The Office of the Ombudsman is in "crisis", says the Chief Ombudsman.
Beverley Wakem says the public watchdog has a bulging backlog of cases because it lacks investigators, with underpaid staff leaving and in some cases literally being worked to death.
Appearing before Parliament's government administration committee, Ms Wakem said the office, which investigates complaints from the public stemming from their dealings with central and local government, was under "considerable pressure" in terms of staffing and funding and had been for the past three years.
She said the office's baseline funding had been established on the basis it would be actively working on 800 to 1000 cases at any one time.
At present it was dealing with about double that. The office had about 300 cases it was unable to work on because of a lack of available investigators.
Its workload had also been boosted by about 270 complaints stemming from quake victims' dealings with the Earthquake Commission and Canterbury Earthquake Recovery Authority.
Ms Wakem said public sector reforms would also probably increase the workload, particularly where complaints processes for individual agencies were amalgamated.
The office, she said, was "sinking under the weight of the complaint burden.
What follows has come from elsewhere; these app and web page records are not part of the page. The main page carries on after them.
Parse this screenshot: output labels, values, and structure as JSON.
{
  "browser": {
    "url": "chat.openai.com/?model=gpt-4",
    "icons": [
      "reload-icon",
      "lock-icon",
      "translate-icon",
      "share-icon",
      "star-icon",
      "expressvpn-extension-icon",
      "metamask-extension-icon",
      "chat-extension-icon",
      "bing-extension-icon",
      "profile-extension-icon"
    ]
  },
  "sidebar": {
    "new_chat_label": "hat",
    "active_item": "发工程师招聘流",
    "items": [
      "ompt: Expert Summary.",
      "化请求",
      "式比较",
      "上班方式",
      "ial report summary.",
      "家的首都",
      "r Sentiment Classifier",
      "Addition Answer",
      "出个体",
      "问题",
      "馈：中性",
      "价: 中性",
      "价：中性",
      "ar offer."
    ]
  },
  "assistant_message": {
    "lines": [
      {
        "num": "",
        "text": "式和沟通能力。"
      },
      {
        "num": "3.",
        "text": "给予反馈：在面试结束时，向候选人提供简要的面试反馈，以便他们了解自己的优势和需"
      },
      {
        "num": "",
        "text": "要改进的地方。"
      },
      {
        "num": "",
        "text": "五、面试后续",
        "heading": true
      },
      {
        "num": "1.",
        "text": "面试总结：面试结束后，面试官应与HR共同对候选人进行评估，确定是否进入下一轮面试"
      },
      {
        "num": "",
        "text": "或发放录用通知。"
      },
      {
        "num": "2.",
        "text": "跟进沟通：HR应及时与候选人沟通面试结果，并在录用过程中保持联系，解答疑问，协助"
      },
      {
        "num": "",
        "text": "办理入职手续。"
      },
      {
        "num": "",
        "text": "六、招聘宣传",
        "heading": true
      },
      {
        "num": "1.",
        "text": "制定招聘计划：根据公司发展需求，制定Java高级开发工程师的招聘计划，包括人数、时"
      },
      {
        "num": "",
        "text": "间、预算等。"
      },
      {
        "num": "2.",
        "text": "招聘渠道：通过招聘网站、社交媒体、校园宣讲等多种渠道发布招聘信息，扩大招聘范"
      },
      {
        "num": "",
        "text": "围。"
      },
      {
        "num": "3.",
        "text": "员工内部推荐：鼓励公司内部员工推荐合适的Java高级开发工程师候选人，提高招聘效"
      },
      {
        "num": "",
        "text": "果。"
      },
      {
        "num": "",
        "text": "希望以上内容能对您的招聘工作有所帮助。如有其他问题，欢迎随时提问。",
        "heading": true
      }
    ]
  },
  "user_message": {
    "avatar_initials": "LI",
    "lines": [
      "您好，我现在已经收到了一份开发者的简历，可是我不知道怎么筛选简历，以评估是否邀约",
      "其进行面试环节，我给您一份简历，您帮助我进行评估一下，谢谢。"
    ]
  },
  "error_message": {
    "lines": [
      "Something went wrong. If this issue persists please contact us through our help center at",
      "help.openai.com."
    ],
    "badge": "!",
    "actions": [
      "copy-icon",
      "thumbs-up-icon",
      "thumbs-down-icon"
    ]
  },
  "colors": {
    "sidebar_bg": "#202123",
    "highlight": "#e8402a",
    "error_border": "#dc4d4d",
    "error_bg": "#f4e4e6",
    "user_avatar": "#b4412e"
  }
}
I'd say we are in crisis".
The public would suffer as a result from delays in handling complaints.
"At the end of the day that isn't acceptable. Justice delayed is justice denied and people are already distressed when they approach the office."
The situation was also taking its toll on staff, and the office was now "exploiting" workers who had not had a pay rise since 2007 and were working long hours to try to keep up with the caseload, Ms Wakem said.
Staff were leaving for better-paid jobs elsewhere and it was hard to find suitably qualified replacements.
The incidence of serious illnesses such as cancer among her staff was higher than the national average.
"It's not coincidental that this is an extremely stressful occupation. When people come to us they are angry, they are at the end of their tether ... it's not easy dealing with them.
"Two people died in office in my time and one died shortly after leaving us," she said.
Ms Wakem said she had asked for about $1 million to be added to the office's baseline budget of $8.6 million, so it could meet its operating costs and employ two more investigators.
She said starving the Ombudsman's office of the funding it required was a false economy.